(Repeat for additional subscribers)
May 20 (The following statement was released by the rating agency)
Fitch Ratings has affirmed Sri Lanka-based Hatton National Bank PLC's (HNB)
National Long-Term Rating at 'AA-(lka)'. The Outlook is Stable. The agency also affirmed HNB's
outstanding senior unsecured debentures at 'AA-(lka)' and subordinated redeemable debentures at
KEY RATING DRIVERS - NATIONAL LONG-TERM RATINGS AND DEBT
HNB's National Long-Term Rating is driven by its intrinsic financial profile,
which reflects its long and resilient operating history, strong deposit and
lending franchise and satisfactory capitalisation. In addition the rating
captures HNB's relatively higher risk appetite resulting in volatile asset
The senior unsecured debentures are rated at the same level as HNB's National
Long-Term Rating as they constitute direct, unconditional, unsecured and
unsubordinated obligations of the bank, and will rank equally with all its other
unsecured and unsubordinated obligations. HNB's subordinated debt is rated one
notch below the National Long-Term Rating to reflect its relatively lower
recovery prospects in liquidation.
HNB's loan book is shifting towards larger, mid-sized corporates from its
previous focus on retail and SME sectors, which, while adding to
diversification, results in lower returns. Exposure to large- and medium-sized
corporates increased to 35% of the loan book at end-2013 from 29% at end-2012.
This was the main reason the bank's loan book expanded by 17% in 2013, outpacing
the 9% loan growth in the wider banking sector. In 2012, HNB's loan growth was
18% compared with 21% in the banking sector. HNB is also reducing its pawning
exposure now that quality has started to deteriorate.
The marginal improvement in HNB's regulatory non-performing-loans (NPL) ratio to

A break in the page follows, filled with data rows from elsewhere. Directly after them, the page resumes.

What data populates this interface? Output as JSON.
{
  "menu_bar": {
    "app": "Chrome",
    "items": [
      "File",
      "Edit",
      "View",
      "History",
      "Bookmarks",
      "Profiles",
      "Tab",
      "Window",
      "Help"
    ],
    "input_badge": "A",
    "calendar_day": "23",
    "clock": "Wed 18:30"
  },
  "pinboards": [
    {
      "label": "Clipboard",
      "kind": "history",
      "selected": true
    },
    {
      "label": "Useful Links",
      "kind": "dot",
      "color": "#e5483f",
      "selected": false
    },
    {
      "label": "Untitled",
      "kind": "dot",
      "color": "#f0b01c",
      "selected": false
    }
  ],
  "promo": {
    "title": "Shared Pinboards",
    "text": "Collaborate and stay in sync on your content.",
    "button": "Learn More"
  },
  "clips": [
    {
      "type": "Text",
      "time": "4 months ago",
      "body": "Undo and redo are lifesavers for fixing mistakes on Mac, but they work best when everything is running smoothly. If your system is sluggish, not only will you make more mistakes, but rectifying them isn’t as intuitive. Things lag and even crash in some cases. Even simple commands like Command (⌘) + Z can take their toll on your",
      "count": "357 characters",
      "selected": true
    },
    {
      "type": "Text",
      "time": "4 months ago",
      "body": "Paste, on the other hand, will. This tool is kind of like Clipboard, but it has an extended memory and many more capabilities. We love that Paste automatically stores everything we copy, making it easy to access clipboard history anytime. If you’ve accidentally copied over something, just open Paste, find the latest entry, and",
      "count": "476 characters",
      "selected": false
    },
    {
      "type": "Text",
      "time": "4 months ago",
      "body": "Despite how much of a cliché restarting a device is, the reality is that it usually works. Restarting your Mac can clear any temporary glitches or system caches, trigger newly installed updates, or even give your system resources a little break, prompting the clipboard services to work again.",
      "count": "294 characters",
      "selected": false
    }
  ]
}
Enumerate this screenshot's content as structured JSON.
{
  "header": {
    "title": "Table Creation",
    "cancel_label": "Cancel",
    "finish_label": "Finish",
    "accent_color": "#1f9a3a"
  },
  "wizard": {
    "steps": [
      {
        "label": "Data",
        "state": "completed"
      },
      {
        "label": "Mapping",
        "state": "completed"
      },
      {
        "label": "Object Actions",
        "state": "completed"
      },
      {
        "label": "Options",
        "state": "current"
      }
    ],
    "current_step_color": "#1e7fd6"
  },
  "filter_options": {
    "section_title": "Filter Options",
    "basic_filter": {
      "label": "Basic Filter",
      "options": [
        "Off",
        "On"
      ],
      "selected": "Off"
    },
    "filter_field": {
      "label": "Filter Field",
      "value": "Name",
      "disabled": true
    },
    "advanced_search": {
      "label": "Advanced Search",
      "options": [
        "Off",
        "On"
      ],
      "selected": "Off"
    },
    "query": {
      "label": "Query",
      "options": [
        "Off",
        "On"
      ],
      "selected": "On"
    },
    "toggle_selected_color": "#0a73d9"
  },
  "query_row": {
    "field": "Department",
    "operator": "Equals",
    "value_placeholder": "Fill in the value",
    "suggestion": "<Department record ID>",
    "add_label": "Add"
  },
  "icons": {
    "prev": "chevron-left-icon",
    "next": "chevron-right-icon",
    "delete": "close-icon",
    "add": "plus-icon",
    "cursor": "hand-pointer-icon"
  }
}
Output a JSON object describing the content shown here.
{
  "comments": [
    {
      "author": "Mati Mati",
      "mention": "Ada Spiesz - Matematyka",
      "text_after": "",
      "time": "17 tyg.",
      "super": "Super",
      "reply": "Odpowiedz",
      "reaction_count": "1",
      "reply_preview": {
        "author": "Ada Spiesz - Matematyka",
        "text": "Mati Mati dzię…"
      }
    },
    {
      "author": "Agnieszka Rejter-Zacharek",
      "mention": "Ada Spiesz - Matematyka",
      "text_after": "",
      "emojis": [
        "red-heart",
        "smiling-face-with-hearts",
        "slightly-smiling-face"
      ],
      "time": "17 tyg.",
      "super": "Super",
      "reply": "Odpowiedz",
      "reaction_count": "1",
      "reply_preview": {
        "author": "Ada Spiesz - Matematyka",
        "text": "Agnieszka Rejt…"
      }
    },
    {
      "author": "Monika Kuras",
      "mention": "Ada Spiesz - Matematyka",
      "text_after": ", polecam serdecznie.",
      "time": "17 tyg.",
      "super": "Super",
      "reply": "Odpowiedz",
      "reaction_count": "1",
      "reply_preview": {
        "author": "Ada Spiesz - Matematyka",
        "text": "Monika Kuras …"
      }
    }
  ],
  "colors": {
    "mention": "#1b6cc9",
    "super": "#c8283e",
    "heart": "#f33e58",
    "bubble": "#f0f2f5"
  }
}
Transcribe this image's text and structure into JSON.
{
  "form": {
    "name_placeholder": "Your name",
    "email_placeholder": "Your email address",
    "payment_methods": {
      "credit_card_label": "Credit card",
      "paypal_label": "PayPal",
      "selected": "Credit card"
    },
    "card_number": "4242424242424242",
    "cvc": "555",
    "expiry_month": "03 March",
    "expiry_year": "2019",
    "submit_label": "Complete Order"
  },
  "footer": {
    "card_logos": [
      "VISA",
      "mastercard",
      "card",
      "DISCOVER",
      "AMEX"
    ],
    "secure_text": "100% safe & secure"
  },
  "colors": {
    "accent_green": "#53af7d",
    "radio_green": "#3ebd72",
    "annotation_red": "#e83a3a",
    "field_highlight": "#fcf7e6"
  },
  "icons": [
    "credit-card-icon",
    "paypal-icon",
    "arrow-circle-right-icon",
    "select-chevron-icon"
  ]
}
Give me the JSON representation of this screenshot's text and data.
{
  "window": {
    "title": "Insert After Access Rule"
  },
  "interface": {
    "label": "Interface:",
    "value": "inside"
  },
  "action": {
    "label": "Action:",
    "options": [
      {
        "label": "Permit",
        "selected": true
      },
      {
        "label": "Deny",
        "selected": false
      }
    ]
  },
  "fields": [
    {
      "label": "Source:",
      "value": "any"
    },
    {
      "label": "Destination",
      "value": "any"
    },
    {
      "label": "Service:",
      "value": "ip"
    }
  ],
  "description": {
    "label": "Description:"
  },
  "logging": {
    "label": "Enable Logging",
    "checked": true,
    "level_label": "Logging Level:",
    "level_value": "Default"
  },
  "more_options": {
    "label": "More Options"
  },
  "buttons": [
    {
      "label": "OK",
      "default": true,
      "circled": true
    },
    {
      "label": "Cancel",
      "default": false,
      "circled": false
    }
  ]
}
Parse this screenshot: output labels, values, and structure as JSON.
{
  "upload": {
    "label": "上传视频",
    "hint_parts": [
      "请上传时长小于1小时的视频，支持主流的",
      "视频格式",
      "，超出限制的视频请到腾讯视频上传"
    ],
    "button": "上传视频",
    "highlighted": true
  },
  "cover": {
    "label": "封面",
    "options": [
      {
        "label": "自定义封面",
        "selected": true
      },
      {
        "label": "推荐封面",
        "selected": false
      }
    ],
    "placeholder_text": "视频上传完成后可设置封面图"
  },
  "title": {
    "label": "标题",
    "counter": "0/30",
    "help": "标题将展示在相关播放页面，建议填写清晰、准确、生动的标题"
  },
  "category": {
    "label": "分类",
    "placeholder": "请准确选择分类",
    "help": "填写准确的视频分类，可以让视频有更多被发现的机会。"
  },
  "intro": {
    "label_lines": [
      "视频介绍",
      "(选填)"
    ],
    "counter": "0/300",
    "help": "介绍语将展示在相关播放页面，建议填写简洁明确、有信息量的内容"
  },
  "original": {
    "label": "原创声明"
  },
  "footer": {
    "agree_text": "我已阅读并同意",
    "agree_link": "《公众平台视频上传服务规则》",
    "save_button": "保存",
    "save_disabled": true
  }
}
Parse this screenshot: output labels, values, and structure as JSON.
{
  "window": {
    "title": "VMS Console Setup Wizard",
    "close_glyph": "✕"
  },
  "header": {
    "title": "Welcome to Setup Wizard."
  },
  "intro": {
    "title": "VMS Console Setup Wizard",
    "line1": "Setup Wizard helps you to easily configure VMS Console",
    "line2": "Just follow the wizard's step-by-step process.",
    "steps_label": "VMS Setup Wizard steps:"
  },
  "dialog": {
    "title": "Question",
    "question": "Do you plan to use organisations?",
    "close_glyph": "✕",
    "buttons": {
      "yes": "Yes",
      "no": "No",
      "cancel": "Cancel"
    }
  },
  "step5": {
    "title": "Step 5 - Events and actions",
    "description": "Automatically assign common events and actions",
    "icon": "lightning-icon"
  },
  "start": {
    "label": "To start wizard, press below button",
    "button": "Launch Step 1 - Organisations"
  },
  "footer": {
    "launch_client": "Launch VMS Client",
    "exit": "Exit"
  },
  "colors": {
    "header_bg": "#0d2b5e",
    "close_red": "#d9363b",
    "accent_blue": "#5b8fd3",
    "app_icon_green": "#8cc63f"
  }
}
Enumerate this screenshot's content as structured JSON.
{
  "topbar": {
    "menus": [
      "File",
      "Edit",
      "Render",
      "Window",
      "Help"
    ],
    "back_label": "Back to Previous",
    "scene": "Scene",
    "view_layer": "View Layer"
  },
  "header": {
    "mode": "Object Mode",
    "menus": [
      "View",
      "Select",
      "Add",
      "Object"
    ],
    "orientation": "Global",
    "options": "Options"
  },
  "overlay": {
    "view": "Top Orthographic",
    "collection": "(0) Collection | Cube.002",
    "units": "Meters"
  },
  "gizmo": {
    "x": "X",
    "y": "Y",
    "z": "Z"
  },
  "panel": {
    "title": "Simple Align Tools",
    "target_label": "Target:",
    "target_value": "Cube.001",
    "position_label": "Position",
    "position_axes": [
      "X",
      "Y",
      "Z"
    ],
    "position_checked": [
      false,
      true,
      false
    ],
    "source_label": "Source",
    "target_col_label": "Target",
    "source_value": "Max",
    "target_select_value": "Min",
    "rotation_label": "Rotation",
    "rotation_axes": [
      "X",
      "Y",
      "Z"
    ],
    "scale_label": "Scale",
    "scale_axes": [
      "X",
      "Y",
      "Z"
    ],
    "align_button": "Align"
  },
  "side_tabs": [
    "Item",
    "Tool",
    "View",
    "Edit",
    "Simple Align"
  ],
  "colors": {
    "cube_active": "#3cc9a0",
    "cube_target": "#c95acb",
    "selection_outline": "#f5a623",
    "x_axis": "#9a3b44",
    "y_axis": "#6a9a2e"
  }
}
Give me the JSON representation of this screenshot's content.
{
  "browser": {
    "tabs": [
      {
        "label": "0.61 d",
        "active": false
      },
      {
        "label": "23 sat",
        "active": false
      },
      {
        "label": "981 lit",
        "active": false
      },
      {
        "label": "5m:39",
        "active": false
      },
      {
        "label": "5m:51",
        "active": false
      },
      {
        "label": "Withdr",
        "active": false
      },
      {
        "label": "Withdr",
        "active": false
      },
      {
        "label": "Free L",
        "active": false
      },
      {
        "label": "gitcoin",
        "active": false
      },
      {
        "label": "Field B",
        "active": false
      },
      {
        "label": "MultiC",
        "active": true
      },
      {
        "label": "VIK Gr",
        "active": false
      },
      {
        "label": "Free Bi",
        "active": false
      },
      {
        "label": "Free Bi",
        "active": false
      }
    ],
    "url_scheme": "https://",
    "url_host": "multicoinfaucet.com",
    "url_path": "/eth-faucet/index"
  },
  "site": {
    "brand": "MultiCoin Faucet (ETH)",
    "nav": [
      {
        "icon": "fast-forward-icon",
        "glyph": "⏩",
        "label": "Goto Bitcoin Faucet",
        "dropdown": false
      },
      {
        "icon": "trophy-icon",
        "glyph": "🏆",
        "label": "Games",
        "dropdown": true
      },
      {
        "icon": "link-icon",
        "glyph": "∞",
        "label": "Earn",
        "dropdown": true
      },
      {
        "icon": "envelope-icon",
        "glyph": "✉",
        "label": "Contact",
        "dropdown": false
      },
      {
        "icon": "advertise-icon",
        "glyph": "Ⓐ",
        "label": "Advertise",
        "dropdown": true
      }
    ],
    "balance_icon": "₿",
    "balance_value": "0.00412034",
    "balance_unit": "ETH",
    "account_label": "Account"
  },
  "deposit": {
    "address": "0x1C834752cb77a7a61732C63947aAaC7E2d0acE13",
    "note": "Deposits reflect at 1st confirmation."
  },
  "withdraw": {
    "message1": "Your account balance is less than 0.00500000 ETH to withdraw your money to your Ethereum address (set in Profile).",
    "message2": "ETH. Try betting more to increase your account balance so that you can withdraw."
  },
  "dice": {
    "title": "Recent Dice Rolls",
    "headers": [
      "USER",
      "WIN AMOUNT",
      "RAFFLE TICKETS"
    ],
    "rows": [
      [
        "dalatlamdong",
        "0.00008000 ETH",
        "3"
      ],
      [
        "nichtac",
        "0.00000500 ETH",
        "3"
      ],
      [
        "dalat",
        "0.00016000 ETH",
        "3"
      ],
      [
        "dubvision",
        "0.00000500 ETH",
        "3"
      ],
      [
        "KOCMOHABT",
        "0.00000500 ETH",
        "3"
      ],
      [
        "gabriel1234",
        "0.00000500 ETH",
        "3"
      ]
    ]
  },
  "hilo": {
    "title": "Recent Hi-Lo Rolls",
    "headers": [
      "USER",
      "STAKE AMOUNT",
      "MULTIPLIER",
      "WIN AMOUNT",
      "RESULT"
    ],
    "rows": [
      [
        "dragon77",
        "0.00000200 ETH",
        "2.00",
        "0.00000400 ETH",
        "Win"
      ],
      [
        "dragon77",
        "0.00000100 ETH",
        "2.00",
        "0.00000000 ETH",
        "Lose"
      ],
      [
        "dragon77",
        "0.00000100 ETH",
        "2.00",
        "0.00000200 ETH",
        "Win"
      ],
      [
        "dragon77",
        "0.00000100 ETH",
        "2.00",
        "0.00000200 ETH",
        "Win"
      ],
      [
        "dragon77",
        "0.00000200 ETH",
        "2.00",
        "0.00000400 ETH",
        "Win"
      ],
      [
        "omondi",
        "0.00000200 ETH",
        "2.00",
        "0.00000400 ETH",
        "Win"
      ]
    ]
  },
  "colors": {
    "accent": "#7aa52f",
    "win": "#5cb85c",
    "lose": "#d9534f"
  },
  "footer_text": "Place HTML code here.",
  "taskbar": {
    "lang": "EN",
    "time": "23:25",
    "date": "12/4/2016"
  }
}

3.64% at end-2013 from 3.66% a year earlier was driven by growth in the loan
book. It actually masked the 18% absolute increase in gross NPLs in 2013. HNB's
loan loss provisioning improved during 2013 as the bank started providing for
losses stemming from gold-backed pawning advances, but it remained lower than
its domestic peers'.
Capitalisation remained comparable with domestic peers', although it declined
during 2013 due to higher asset growth compared to its peers. HNB's Fitch core
capital ratio normalised to 16.8% at end-2013 from 18.4% at end-2012.
Profitability declined in 2013 as a result of higher provisioning and compressed
margins. The latter was driven by pawning interest write-offs, higher deposit
rates and lower yielding new corporate loans. HNB's margins however, remained
wider than that of peers, supported by its relatively higher exposure to retail
and SME segments. HNB's efforts in centralising its processes and use of
technology should further improve its high cost-to-income ratio.
HNB benefits from a large and fairly stable deposit base as a result of its
strong franchise - it is the fourth-largest commercial bank in Sri Lanka by
assets. Bank's loan/deposit ratio increased to 94% amid higher loan growth
during 2013 (end-2012: 91%). Fitch believes that reducing this ratio would
require the bank to slow down loan growth because deposit growth is unlikely to
keep pace with loan growth.
RATING SENSITIVITIES - NATIONAL LONG-TERM RATING AND SENIOR DEBT
Fitch views the upside potential of HNB's ratings as limited given its higher
risk appetite, which has led to weaker through-the-cycle asset quality compared
with peers'. A material increase in risk taking, unless sufficiently mitigated
through capital and financial performance, could result in a rating downgrade.
The ratings of senior and subordinated debt are primarily sensitive to changes
in HNB's National Long-Term Rating.